#### Goal of the exercise
Report every line from the material that contains the word "more".
Segment Start: Records provided
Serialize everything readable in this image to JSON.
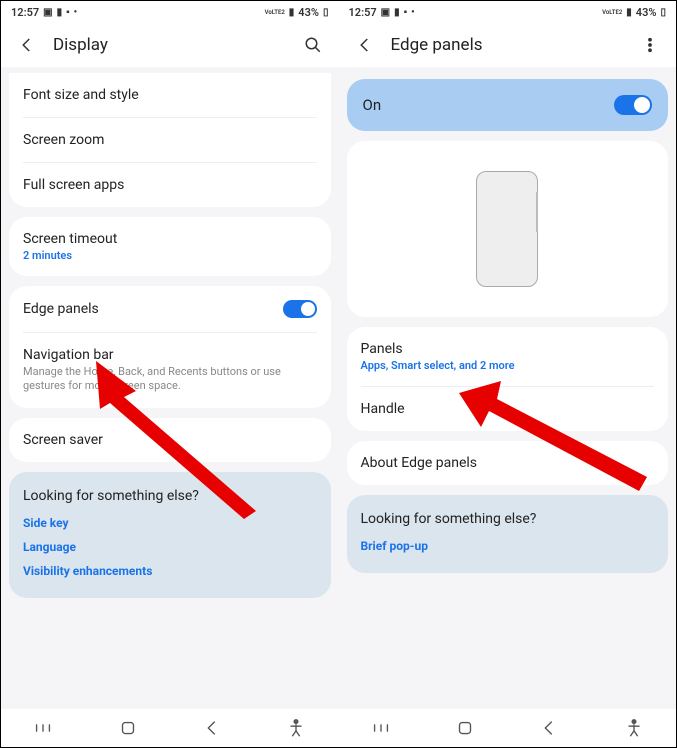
{
  "screen1": {
    "status": {
      "time": "12:57",
      "battery": "43%",
      "net": "VoLTE2"
    },
    "header": {
      "title": "Display"
    },
    "group1": {
      "font": "Font size and style",
      "zoom": "Screen zoom",
      "fullscreen": "Full screen apps"
    },
    "group2": {
      "timeout": "Screen timeout",
      "timeout_sub": "2 minutes"
    },
    "group3": {
      "edge": "Edge panels",
      "nav": "Navigation bar",
      "nav_desc": "Manage the Home, Back, and Recents buttons or use gestures for more screen space."
    },
    "group4": {
      "saver": "Screen saver"
    },
    "look": {
      "title": "Looking for something else?",
      "links": [
        "Side key",
        "Language",
        "Visibility enhancements"
      ]
    }
  },
  "screen2": {
    "status": {
      "time": "12:57",
      "battery": "43%",
      "net": "VoLTE2"
    },
    "header": {
      "title": "Edge panels"
    },
    "on": "On",
    "group1": {
      "panels": "Panels",
      "panels_sub": "Apps, Smart select, and 2 more",
      "handle": "Handle"
    },
    "group2": {
      "about": "About Edge panels"
    },
    "look": {
      "title": "Looking for something else?",
      "links": [
        "Brief pop-up"
      ]
    }
  }
}
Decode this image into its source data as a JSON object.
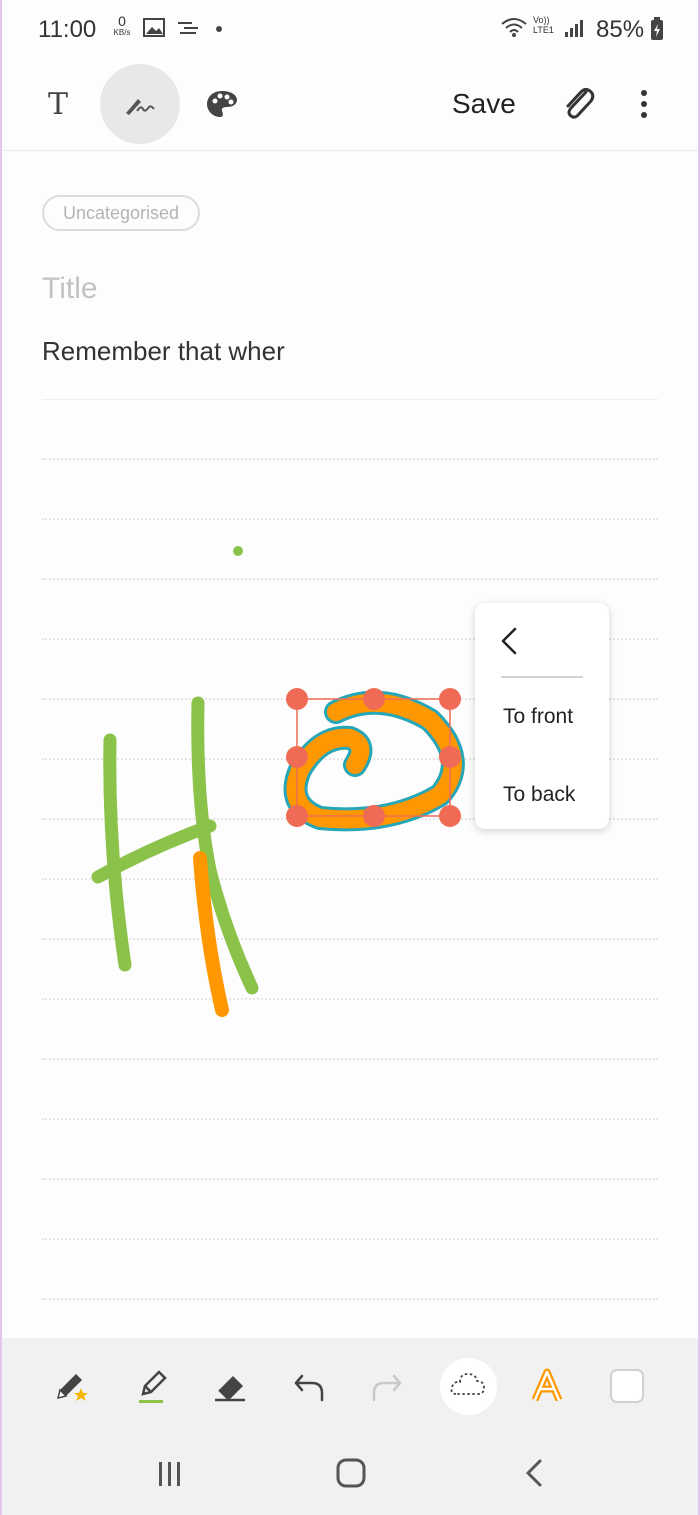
{
  "status_bar": {
    "time": "11:00",
    "data_speed_value": "0",
    "data_speed_unit": "KB/s",
    "volte_line1": "Vo))",
    "volte_line2": "LTE1",
    "battery": "85%"
  },
  "toolbar": {
    "save_label": "Save",
    "text_mode_icon": "T"
  },
  "note": {
    "category": "Uncategorised",
    "title_placeholder": "Title",
    "body_text": "Remember that wher"
  },
  "drawing": {
    "stroke_colors": [
      "#8bc34a",
      "#ff9800"
    ],
    "selection_color": "#f06b55",
    "selection_outline": "#26a6b6"
  },
  "context_menu": {
    "items": [
      "To front",
      "To back"
    ]
  },
  "bottom_toolbar": {
    "tools": [
      "pen-favorites-icon",
      "highlighter-icon",
      "eraser-icon",
      "undo-icon",
      "redo-icon",
      "lasso-icon",
      "text-style-icon",
      "color-swatch-icon"
    ]
  },
  "navigation": {
    "buttons": [
      "recents-icon",
      "home-icon",
      "back-icon"
    ]
  }
}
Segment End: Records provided
#### Result below
      "nav_desc": "Manage the Home, Back, and Recents buttons or use gestures for more screen space."
      "panels_sub": "Apps, Smart select, and 2 more",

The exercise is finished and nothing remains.